But I’m wary, because it has been said (don’t ask me to say precisely where and by whom) that all the great ancient heresies, perhaps especially in Christology, erred by trying to follow out a certain logical principle to its conclusion; existing doctrines seemed to them too shrouded in mystery and incoherence, and so they tried to find a neat logical solution.  Hence Nestorianism.  In response to Nestorius, Cyril and the Alexandrians said all kinds of delightfully paradoxical things, such as “the immortal one died,” “the impassible one suffered.”  The Chalcedonian creed itself is a devilish bundle of paradoxes.  Now, my suspicions are aroused when such paradoxical formulations are pounced upon by McCormack as signs of inconsistency, incoherence, of a logical knot that needs to be unraveled, rather than as a mystery to be gloried in, as the Alexandrians apparently considered them.  I think Cyril knew full well that his formulations did not fit into a neat logical package, but I think he thought that was precisely the point–the Incarnation is all about God not fitting himself into a neat logical package, but doing things we never could have imagined.  

McCormack spoke repeatedly of the need for a “well-ordered” doctrine of Christ, by which he meant one that ties up the logical loose ends; he admitted that of course there must always be a place for mystery, but was suspicious that most invocations of mystery are simply cop-outs, and excuses for protecting our biases.  I would suggest that a similar concern for consistency and order partially underlies McCormack’s antipathy to what he sees as muddled, hybridizing forms of ecumenical theology.  It certainly partially underlay his antipathy to ontological soteriologies, which he tended to consider hopelessly vague and mysterious. 

There seems to be something perversely modernist in all this, in the single-minded pursuit of strict logical consistency in such questions, and I think heresy is never far off when you try to renounce paradox and make it all make good plain sense.  Call me po-mo, call me Kierkegaardian, call me Catholic if you like.  But I have to at least wonder whether McCormack, occupying the Charles Hodge Chair of Systematic Theology, hasn’t inherited something of Old Princeton’s analytical scholasticism, with its desiccating effect on theology, anti-sacramental trajectory, and so forth.
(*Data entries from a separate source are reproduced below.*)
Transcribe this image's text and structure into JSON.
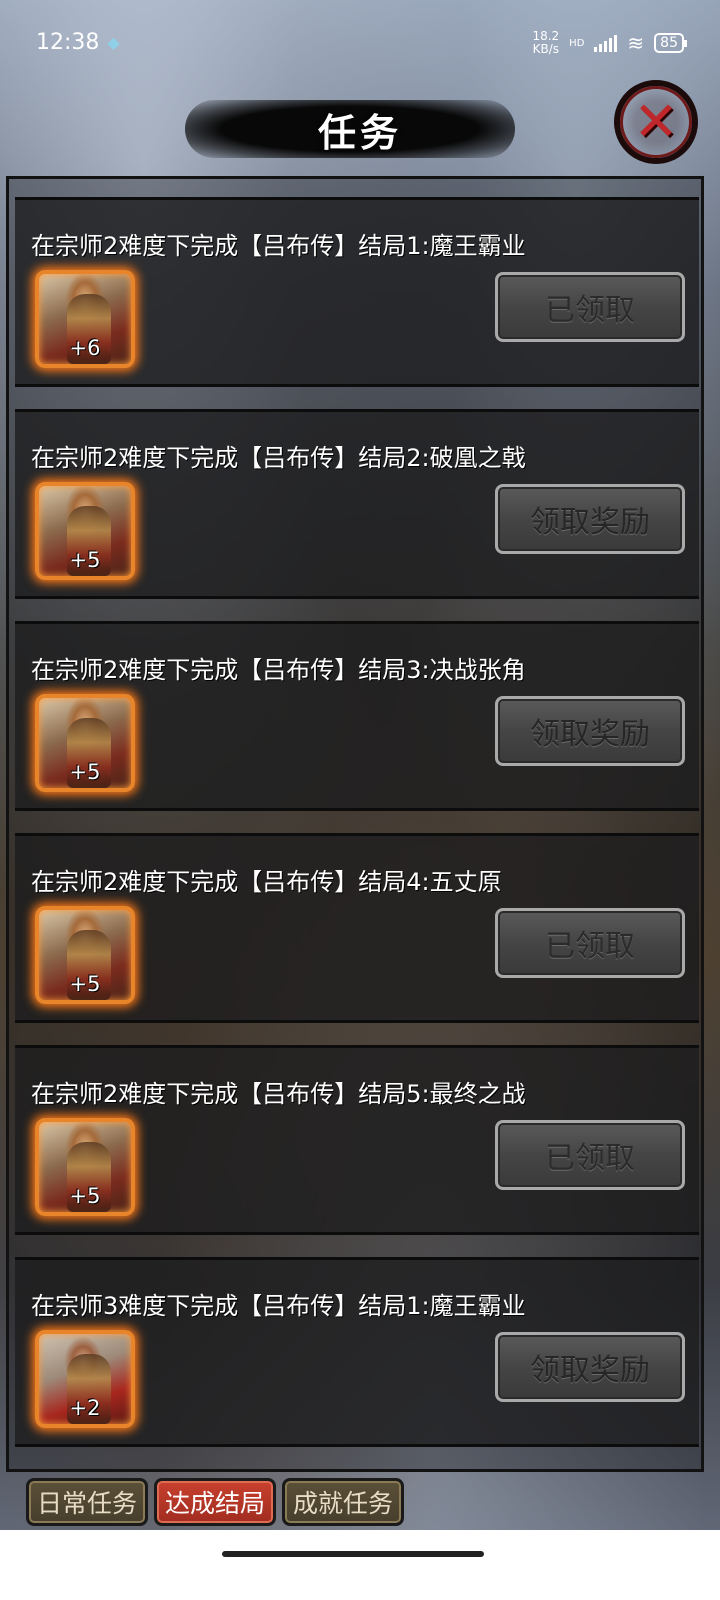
{
  "status_bar": {
    "time": "12:38",
    "net_speed": "18.2",
    "net_unit": "KB/s",
    "net_label": "HD",
    "battery": "85"
  },
  "header": {
    "title": "任务",
    "close_icon": "close-icon"
  },
  "tasks": [
    {
      "title": "在宗师2难度下完成【吕布传】结局1:魔王霸业",
      "reward_count": "+6",
      "button_label": "已领取",
      "state": "claimed",
      "portrait": "lu-bu-portrait"
    },
    {
      "title": "在宗师2难度下完成【吕布传】结局2:破凰之戟",
      "reward_count": "+5",
      "button_label": "领取奖励",
      "state": "claimable",
      "portrait": "lu-bu-portrait"
    },
    {
      "title": "在宗师2难度下完成【吕布传】结局3:决战张角",
      "reward_count": "+5",
      "button_label": "领取奖励",
      "state": "claimable",
      "portrait": "lu-bu-portrait"
    },
    {
      "title": "在宗师2难度下完成【吕布传】结局4:五丈原",
      "reward_count": "+5",
      "button_label": "已领取",
      "state": "claimed",
      "portrait": "lu-bu-portrait"
    },
    {
      "title": "在宗师2难度下完成【吕布传】结局5:最终之战",
      "reward_count": "+5",
      "button_label": "已领取",
      "state": "claimed",
      "portrait": "lu-bu-portrait"
    },
    {
      "title": "在宗师3难度下完成【吕布传】结局1:魔王霸业",
      "reward_count": "+2",
      "button_label": "领取奖励",
      "state": "claimable",
      "portrait": "warrior-portrait"
    }
  ],
  "tabs": [
    {
      "label": "日常任务",
      "active": false
    },
    {
      "label": "达成结局",
      "active": true
    },
    {
      "label": "成就任务",
      "active": false
    }
  ],
  "colors": {
    "active_tab": "#c8402e",
    "inactive_tab": "#5b5038",
    "reward_glow": "#ff7a18",
    "close_x": "#c0272b"
  }
}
But there, I’m on the threshold of rambling and blathering, or perhaps already crossed it, so I will leave it at that.  

Again, this is not so much an outright criticism (though it may have sounded like one) as it is a vague discomfort, which I have hopefully succeeded here in making somewhat less vague.